(Dataset rows describing interfaces)

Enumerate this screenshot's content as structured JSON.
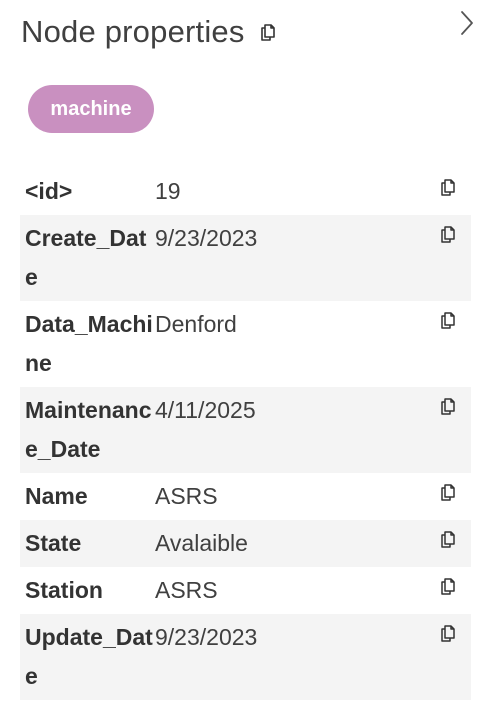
{
  "panel": {
    "title": "Node properties",
    "label_badge": "machine",
    "badge_color": "#c990c0",
    "icons": {
      "title_copy": "copy-icon",
      "collapse": "chevron-right-icon",
      "row_copy": "copy-icon"
    }
  },
  "properties": [
    {
      "key": "<id>",
      "value": "19"
    },
    {
      "key": "Create_Date",
      "value": "9/23/2023"
    },
    {
      "key": "Data_Machine",
      "value": "Denford"
    },
    {
      "key": "Maintenance_Date",
      "value": "4/11/2025"
    },
    {
      "key": "Name",
      "value": "ASRS"
    },
    {
      "key": "State",
      "value": "Avalaible"
    },
    {
      "key": "Station",
      "value": "ASRS"
    },
    {
      "key": "Update_Date",
      "value": "9/23/2023"
    }
  ]
}
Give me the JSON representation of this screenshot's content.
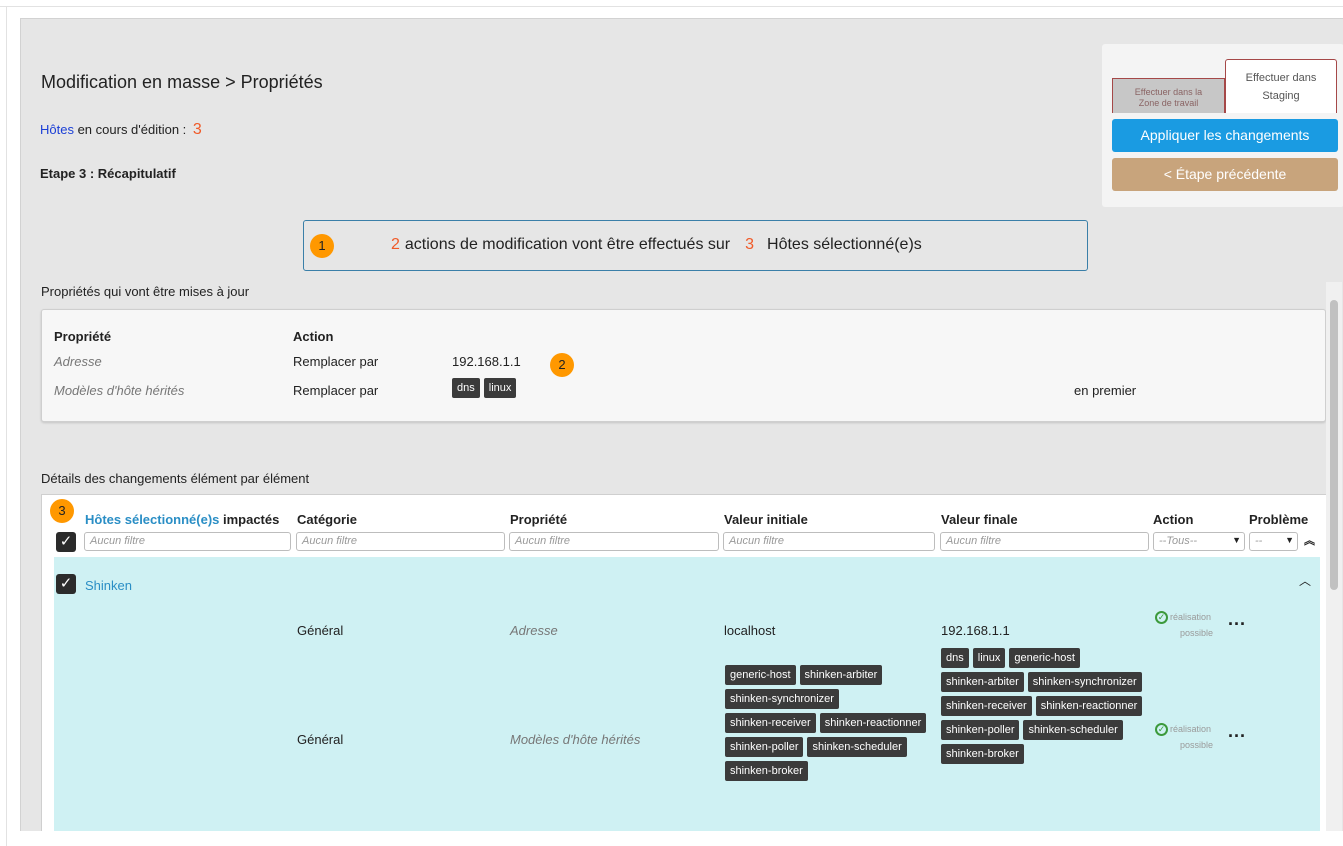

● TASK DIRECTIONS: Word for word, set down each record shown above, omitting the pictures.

● REPLY TO THE EXERCISE:
Enumerate this screenshot's content as structured JSON.
{
  "panel": {
    "title": "Node properties",
    "label_badge": "machine",
    "badge_color": "#c990c0",
    "icons": {
      "title_copy": "copy-icon",
      "collapse": "chevron-right-icon",
      "row_copy": "copy-icon"
    }
  },
  "properties": [
    {
      "key": "<id>",
      "value": "19"
    },
    {
      "key": "Create_Date",
      "value": "9/23/2023"
    },
    {
      "key": "Data_Machine",
      "value": "Denford"
    },
    {
      "key": "Maintenance_Date",
      "value": "4/11/2025"
    },
    {
      "key": "Name",
      "value": "ASRS"
    },
    {
      "key": "State",
      "value": "Avalaible"
    },
    {
      "key": "Station",
      "value": "ASRS"
    },
    {
      "key": "Update_Date",
      "value": "9/23/2023"
    }
  ]
}
Give me the JSON representation of this screenshot's content.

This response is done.